DATA -
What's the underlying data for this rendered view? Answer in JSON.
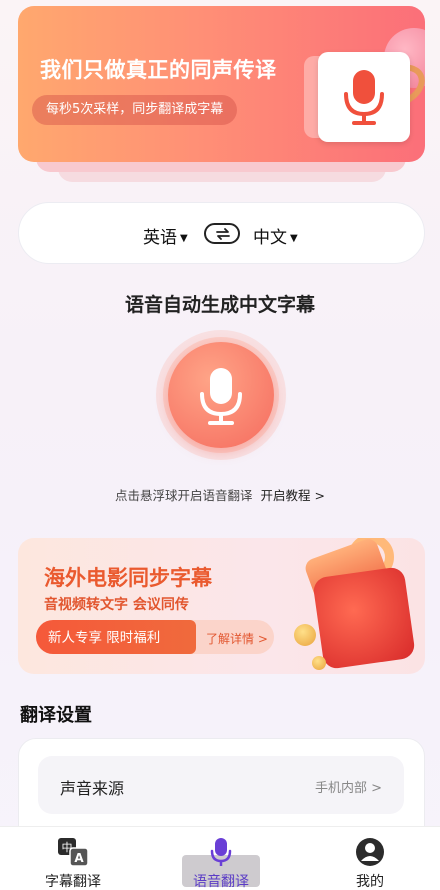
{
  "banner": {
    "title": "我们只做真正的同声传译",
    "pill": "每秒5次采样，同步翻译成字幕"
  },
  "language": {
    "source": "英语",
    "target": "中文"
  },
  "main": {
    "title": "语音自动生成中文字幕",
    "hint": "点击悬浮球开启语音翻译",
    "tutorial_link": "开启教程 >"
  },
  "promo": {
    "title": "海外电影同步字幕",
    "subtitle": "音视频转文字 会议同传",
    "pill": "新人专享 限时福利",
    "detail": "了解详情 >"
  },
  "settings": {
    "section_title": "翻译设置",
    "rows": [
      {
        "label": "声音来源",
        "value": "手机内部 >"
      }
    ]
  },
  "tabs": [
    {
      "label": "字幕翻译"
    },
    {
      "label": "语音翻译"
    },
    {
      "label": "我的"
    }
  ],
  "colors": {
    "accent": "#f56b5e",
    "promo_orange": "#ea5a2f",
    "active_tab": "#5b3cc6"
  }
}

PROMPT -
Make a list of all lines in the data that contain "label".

OUTPUT BELOW -
        "label": "声音来源",
      "label": "字幕翻译"
      "label": "语音翻译"
      "label": "我的"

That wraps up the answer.